The group Theoretical Computer Science (TCS) focuses on the development, analysis and teaching of efficient algorithms and data structures. In the light of the ever-increasing speed of computer processors and size of computer memories, one might be tempted to conclude that the number of CPU cycles and memory words needed for a particular computation would fade into irrelevance, but in fact the opposite turns out to be true. Data gathering is usually easier than data processing, and recent technical advances in computer science and other scientific fields have made it feasible to collect data sets of sizes that were hard to imagine just a few years ago. The data can be, e.g., of a geographical, meteorological or biological nature, deal with internet-related phenomena or result from observations of outer space. The desire to make as much sense as possible of these enormous amounts of information poses daunting challenges and calls for ever more sophisticated algorithmic techniques.
Graph theory furnishes a universal language in which much of the research of the TCS group can be phrased. Real-world objects that are routinely modeled through graphs include electrical circuits, traffic networks and the internet. Recent and ongoing research by the TCS group is concerned with
- the discovery of disjoint paths between specified vertices in a graph,
- the efficient computation of parameters of embeddings of a graph in the plane,
- the labeling of points in a map according to certain rules, e.g., so that labels do not overlap and
- the dynamic maintenance of a list of items so that an initially unknown sequence of accesses to the list items can be processed almost as fast as with full prior knowledge.
In teaching, the TCS group is frequently responsible for the undergraduate courses Informatik III (introduction to algorithms and data structures) and Einführung in die theoretische Informatik (introduction to formal languages). It teaches both theoretical and hands-on graduate courses in areas such as
- graph algorithms
- data structures
- network flow
- approximation algorithms
- complexity theory
- computational geometry
- online algorithms.

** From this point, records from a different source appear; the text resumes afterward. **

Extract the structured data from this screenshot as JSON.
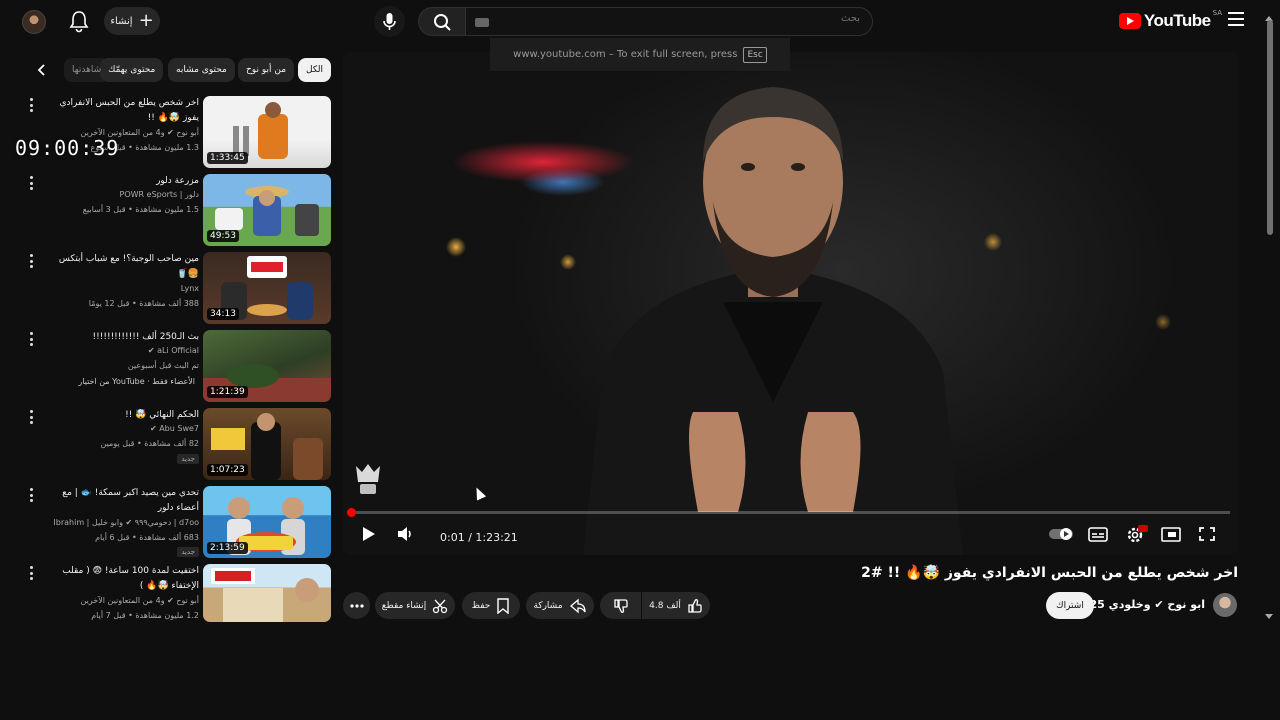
{
  "header": {
    "logo_text": "YouTube",
    "country_code": "SA",
    "search_placeholder": "بحث",
    "create_label": "إنشاء"
  },
  "fullscreen_hint": {
    "text": "www.youtube.com – To exit full screen, press",
    "key": "Esc"
  },
  "chips": [
    "الكل",
    "من أبو نوح",
    "محتوى مشابه",
    "محتوى يهمّك",
    "شاهدتها"
  ],
  "overlay_clock": "09:00:39",
  "recommendations": [
    {
      "title": "اخر شخص يطلع من الحبس الانفرادي يفوز 🤯🔥 !!",
      "channel": "أبو نوح ✔ و4 من المتعاونين الآخرين",
      "meta": "1.3 مليون مشاهدة • قبل أسبوع",
      "duration": "1:33:45",
      "badge": ""
    },
    {
      "title": "مزرعة دلور",
      "channel": "دلور | POWR eSports",
      "meta": "1.5 مليون مشاهدة • قبل 3 أسابيع",
      "duration": "49:53",
      "badge": ""
    },
    {
      "title": "مين صاحب الوجبة؟! مع شباب أبتكس 🍔🥤",
      "channel": "Lynx",
      "meta": "388 ألف مشاهدة • قبل 12 يومًا",
      "duration": "34:13",
      "badge": ""
    },
    {
      "title": "بث الـ250 ألف !!!!!!!!!!!!!",
      "channel": "aLi Official ✔",
      "meta": "تم البث قبل أسبوعين",
      "duration": "1:21:39",
      "badge": "من اختيار YouTube · الأعضاء فقط"
    },
    {
      "title": "الحكم النهائي 🤯 !!",
      "channel": "Abu Swe7 ✔",
      "meta": "82 ألف مشاهدة • قبل يومين",
      "duration": "1:07:23",
      "badge": "جديد"
    },
    {
      "title": "تحدي مين يصيد اكبر سمكة! 🐟 | مع أعضاء دلور",
      "channel": "d7oo | دحومي٩٩٩ ✔ وابو خليل | Ibrahim",
      "meta": "683 ألف مشاهدة • قبل 6 أيام",
      "duration": "2:13:59",
      "badge": "جديد"
    },
    {
      "title": "اختفيت لمدة 100 ساعة! 😨 ( مقلب الإختفاء 🤯🔥 )",
      "channel": "أبو نوح ✔ و4 من المتعاونين الآخرين",
      "meta": "1.2 مليون مشاهدة • قبل 7 أيام",
      "duration": "",
      "badge": ""
    }
  ],
  "player": {
    "current_time": "0:01",
    "duration": "1:23:21",
    "time_display": "0:01 / 1:23:21",
    "progress": 0.0002,
    "hd_badge": "HD"
  },
  "video": {
    "title": "اخر شخص يطلع من الحبس الانفرادي يفوز 🤯🔥 !! #2",
    "channel": "ابو نوح ✔ وخلودي 25",
    "subscribe_label": "اشتراك",
    "likes": "4.8 ألف",
    "share_label": "مشاركة",
    "save_label": "حفظ",
    "clip_label": "إنشاء مقطع"
  },
  "colors": {
    "background": "#0f0f0f",
    "accent_red": "#ff0000",
    "chip_bg": "#272727"
  },
  "icons": [
    "hamburger-icon",
    "youtube-logo-icon",
    "search-icon",
    "mic-icon",
    "plus-icon",
    "bell-icon",
    "play-icon",
    "volume-icon",
    "autoplay-icon",
    "subtitles-icon",
    "settings-icon",
    "miniplayer-icon",
    "fullscreen-icon",
    "like-icon",
    "dislike-icon",
    "share-icon",
    "save-icon",
    "scissors-icon",
    "more-icon"
  ]
}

The TCS group meets at irregular intervals to discuss technical topics of shared interest. A meeting is usually sparked off by an informal presentation by a member of the TCS group, a student associated with the group or an outside guest and ends with an open brain-storming.